This is a classic analog flanger made by Electro-Harmonix. This pedal seems to be the V3 from 1980-81 due to the model EH-5150-D on the PCB but I have not found a red PCB v3 before like this one. The inconsistencies make it so hard to track down exact information on this unit. I also do not think these are the original knobs.
In 1969 Electro-Harmonix came out with a Muff Fuzz which was the same form factor as the LPB-1 that plugged directly into your amplifier and had a switch to turn it on and off. Over the years people wanted more overdrive out of the muff fuzz and people started stacking them. Electro-Harmonix then introduced the Double Muff (Can’t find a production date) that was 2 Muff Fuzz circuits cascaded in one box.
I aquired this 1977 Clone Theory from ebay a few years ago. It was a bit harder than I thought to find an original one that did not break the bank. This is the first version for around 1977 with the SAD1024 IC and its in pretty good shape for its age. I have read a lot on these and found that this effect was responsible for some of the great sounds of Peter Hook (Joy Division/New Order) and Robin Guthrie (Cocteau Twins)
This was a freebee from a friend that did not care for the small stone sound in general. It needed a bit of cleanup and a switch replacment (which I took from a broken version 3) and it was good to go.
The version 2 came out in 1979 and the circuit was not changed much from the version 1. It still used the EH1048 Operational Transconductance Amplifiers (OTA) chips. The Small Stone is a 4 stage phase shifter with one additional stage for feedback, which can be activated using the “Color” switch. At the time the only pedal that was compaired to the Small Stone was the MXR Phase 90 but instead of OTA’s it used matched FET transistors.

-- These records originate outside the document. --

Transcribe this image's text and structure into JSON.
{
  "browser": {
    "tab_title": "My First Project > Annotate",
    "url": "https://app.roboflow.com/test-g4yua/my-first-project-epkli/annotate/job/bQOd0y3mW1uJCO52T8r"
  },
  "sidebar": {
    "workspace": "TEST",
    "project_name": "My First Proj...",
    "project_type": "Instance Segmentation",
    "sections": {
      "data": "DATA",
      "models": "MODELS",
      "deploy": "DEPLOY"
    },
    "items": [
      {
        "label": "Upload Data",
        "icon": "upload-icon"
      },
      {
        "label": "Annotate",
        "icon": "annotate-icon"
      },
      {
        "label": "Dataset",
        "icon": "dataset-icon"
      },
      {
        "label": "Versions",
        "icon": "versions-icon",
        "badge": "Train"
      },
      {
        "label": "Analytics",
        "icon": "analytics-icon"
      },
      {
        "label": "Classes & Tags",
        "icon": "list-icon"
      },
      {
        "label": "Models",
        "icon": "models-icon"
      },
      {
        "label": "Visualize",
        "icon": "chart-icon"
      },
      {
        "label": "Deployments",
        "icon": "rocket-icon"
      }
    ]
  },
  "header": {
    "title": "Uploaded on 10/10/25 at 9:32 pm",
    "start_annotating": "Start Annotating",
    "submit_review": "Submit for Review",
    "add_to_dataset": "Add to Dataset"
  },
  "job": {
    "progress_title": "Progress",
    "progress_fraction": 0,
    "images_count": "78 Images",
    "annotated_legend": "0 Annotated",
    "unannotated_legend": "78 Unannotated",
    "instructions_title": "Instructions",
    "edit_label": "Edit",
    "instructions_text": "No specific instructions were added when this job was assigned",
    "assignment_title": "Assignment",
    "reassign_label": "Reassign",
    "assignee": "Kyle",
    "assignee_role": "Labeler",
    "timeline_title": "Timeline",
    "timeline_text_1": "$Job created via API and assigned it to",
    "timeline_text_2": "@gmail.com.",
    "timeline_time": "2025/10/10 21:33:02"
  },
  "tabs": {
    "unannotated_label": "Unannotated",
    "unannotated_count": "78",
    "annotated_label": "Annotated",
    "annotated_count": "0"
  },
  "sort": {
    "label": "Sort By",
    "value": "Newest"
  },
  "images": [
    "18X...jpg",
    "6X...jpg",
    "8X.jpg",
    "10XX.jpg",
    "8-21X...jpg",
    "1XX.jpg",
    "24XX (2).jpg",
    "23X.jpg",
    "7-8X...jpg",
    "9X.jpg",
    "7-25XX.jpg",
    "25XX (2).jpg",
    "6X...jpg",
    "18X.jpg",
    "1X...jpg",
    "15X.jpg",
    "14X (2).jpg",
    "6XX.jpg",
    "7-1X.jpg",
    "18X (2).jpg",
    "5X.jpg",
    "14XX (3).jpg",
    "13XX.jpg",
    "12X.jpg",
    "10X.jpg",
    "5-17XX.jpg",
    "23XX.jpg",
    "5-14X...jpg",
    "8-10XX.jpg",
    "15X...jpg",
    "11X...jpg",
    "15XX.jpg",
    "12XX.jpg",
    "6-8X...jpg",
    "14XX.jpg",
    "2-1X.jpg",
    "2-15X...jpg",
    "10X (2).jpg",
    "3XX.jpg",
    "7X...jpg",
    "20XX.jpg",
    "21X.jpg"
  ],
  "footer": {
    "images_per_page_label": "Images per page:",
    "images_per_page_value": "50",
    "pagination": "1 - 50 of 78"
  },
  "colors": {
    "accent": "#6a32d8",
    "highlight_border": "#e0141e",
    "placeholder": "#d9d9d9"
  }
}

I got this early 90’s DMM from eBay a few years ago and it’s been kicked on and off my pedal board. It has not been removed because I do not like it but for the reason that I have so many delay pedals that I constantly swap them around. I simply love this pedal but never used it enough to justify the real estate on my board to it. I decided to open it up and give it a bit of clean up and tool some photos along the way.
I buttoned this beast back up and played with it for about 30 minutes. It doesn’t take long to see why you keep a pedal like this around.